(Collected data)
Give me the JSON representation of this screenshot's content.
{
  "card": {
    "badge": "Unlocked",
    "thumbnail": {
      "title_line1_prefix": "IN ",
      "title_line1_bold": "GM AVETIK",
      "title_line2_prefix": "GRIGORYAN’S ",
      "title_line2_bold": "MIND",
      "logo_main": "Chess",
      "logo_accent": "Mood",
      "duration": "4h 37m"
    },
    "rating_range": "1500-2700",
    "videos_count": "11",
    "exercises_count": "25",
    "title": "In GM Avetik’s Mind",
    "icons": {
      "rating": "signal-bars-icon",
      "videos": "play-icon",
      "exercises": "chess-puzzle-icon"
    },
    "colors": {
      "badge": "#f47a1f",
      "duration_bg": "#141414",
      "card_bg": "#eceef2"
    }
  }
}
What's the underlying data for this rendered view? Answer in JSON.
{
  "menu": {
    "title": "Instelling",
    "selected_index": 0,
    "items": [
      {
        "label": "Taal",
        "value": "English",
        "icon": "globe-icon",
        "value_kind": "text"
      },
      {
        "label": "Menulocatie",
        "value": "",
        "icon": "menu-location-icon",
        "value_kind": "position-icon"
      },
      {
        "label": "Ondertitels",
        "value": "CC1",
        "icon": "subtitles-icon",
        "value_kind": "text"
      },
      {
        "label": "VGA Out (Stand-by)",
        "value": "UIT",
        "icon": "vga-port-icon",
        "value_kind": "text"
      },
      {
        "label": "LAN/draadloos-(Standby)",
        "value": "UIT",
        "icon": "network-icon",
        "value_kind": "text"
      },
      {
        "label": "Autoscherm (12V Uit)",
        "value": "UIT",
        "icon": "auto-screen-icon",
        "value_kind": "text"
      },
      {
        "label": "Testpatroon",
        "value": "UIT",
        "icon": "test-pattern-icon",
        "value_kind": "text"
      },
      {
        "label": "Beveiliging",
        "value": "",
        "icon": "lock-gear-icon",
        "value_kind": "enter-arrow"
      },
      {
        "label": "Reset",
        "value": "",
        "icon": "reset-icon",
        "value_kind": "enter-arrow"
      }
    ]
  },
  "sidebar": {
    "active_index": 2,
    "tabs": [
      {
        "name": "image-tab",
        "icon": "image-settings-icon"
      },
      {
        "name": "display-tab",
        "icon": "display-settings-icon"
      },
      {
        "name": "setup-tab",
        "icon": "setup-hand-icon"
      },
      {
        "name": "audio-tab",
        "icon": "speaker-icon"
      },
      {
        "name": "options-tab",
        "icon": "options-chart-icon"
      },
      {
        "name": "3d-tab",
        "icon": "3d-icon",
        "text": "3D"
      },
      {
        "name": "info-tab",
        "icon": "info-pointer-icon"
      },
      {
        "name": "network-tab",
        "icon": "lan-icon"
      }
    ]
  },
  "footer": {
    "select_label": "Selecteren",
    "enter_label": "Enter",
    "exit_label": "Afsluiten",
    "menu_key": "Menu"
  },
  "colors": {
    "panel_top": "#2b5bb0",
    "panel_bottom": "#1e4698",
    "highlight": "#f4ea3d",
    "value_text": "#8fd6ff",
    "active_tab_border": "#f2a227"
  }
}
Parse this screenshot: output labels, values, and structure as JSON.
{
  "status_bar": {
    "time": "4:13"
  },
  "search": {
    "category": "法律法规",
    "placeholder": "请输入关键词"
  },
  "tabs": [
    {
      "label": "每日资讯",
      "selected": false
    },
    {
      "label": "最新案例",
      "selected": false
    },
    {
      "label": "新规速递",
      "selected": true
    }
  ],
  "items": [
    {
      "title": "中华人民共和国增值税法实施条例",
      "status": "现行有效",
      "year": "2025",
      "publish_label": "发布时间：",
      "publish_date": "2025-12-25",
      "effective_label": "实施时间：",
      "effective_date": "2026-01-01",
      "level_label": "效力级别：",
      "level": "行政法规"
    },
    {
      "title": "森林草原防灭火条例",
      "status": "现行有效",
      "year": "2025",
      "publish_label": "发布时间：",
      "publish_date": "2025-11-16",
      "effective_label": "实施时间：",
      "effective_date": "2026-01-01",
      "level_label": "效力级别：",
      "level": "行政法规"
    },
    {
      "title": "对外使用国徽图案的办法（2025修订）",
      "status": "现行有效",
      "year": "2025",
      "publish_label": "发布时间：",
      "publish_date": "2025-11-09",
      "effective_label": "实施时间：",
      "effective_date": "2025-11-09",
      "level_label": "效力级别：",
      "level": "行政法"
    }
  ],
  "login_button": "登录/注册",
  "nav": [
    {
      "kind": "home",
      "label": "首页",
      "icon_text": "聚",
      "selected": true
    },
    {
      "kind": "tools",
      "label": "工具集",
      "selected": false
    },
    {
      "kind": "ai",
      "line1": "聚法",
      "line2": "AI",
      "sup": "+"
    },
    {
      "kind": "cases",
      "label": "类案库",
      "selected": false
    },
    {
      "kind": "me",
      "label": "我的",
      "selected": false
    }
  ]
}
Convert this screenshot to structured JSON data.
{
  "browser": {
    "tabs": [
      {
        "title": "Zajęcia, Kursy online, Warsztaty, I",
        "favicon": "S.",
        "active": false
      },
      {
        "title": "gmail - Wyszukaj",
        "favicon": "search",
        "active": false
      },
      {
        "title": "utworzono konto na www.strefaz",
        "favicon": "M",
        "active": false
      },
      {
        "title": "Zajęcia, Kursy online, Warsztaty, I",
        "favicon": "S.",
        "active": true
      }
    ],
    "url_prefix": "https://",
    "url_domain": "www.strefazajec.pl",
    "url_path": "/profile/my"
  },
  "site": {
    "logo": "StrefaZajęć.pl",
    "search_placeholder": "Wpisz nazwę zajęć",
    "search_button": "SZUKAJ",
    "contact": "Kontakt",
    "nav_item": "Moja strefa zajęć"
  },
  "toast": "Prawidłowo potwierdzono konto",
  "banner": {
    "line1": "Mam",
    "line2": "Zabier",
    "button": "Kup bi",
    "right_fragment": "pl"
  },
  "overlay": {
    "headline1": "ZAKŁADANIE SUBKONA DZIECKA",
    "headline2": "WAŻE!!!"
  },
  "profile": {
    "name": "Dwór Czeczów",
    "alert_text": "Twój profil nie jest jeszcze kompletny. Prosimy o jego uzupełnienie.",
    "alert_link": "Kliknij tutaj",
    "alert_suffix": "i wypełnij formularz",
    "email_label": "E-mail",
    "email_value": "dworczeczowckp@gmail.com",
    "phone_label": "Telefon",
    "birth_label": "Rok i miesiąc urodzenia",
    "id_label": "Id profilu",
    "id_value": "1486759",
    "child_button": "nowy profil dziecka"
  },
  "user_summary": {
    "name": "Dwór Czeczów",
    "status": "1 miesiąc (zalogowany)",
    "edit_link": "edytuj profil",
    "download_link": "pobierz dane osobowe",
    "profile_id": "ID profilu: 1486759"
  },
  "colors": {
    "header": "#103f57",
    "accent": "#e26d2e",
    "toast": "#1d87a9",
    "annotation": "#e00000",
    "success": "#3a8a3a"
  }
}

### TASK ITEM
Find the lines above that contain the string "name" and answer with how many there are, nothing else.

### YOUR RESPONSE
10